The card, which shows an old Jew wearing a nes (miracle) robe, depicts various historical enemies of the Jews who have failed to destroy them, including Haman (shown at the lower right as a hungry alligator), Antiochus (shown under the menorah as a preying lion), and “romaiim” (Romans, rendered as a bird of prey at the lower left).
Though many Jews (and most of the secular world) understand Chanukah through the lens of the miracle of the oil, this card underscores that the religious and historical essence of the holiday is, as we recite in the Al Hanissim prayer, “the delivery of the many into the hands of the few” – the wholly improbable miracle of the victory of a handful of Chashmonaim prevailing against the Greek army, then the most powerful military force in the world.
Jewish Brigade Fighter (1942)
Displayed here is one of the most heart-tugging and beautiful Chanukah images I have ever seen.
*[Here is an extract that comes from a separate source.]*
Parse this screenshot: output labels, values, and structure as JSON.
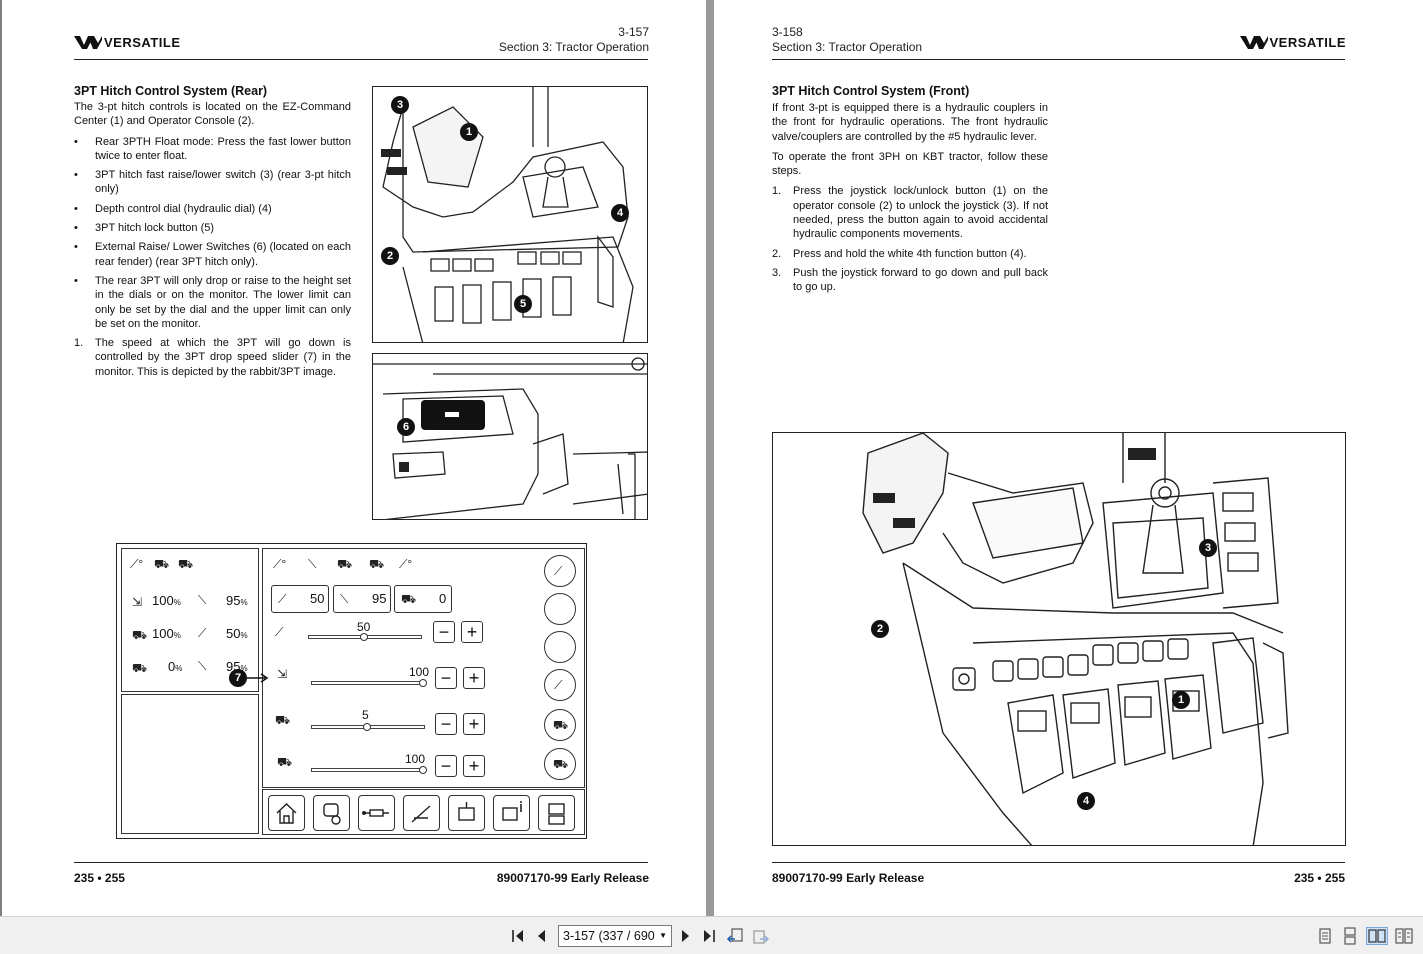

A young girl hugs her father, a soldier in the Jewish Brigade, a military formation of the British Army composed of Jews from the Yishuv commanded by British-Jewish officers serving in Europe during World War II.
Dressed in his smart military uniform with cap perfectly perched atop his head, he lights the candles on the eighth and final night of Chanukah during what is most likely a grant of temporary leave from the battlefield. He appears to be concentrating on accomplishing the lighting, but his daughter seems to be holding on to him for dear life; her eyes seem unfocused and dreamy and, whatever her limited degree of sophistication in the ways of the world, her face tells us she understands he may not return to her.
Echoing the theme of Jewish survival against a hated enemy, the Hebrew caption at the bottom is a verse from the Maoz Tzur (“Rock of Ages”) prayer describing the Jewish victory over Haman: Rosh Yemini nesaisah, v’oyev shmo machita – “you, God, raised up the head of the Yemini [Mordechai] and erased the name of the hated foe [Haman].” In context, “Yemini” can also refer to the Jewish people, and the “hated foe” to Hitler.
Jerusalem Liberated! (1918)
British field marshal Edmund Allenby (1861-1936) commanded the Egyptian Expeditionary Forces that decisively defeated the Turks and liberated Eretz Yisrael for the first time in four hundred years. The Jews of Eretz Yisrael had suffered horribly under the despotic rule of Kemal Pasha and under these circumstances it is not difficult to understand why Allenby was viewed by Jews as a liberator and hero when, on December 9, 1917, he victoriously entered Jerusalem not as a mighty conqueror astride a steed but rather, in a sign of great respect, as a humble man entering the Holy City on foot.
Exhibited here is a card issued on the first Chanukah after the liberation of Jerusalem which, under a photograph of Allenby and his troops in the city, is titled “In Commemoration of the Liberation of Jerusalem.” To the left is a depiction of Mattityahu, the kohen gadol (high priest), who led the Maccabean rebellion against the pagan Greek Seleucid Empire; at the top of the card, Hebrew letters on a banner spell out “Chanukah” around a Magen David.
This is one of the few Chanukah cards extant that contemporarily commemorate the Allenby liberation, a truly seminal event in Jewish history and, specifically, the history of Eretz Yisrael.
Betar Chanukah Celebration (1945)
The Betar movement, the name of which refers to both the last Jewish fort to fall in the Bar Kochba revolt (136 AD) and to the Hebrew acronym of “Brit Yosef Trumpeldor,” is a Revisionist Zionist youth movement founded in 1923. A major source of recruits during World War II for Jewish regiments that fought the Nazis alongside the British and for the Jewish forces that waged war against the British Mandate, its philosophy reflected the Revisionist Zionist doctrine of its founder, Zev Jabotinsky, which included restoring the ancient Jewish nation of Israel across the entirety of Eretz Yisrael and Jordan, and training a new generation of Jews to embrace these nationalist ideals by taking up arms in support of all enemies of Judaism.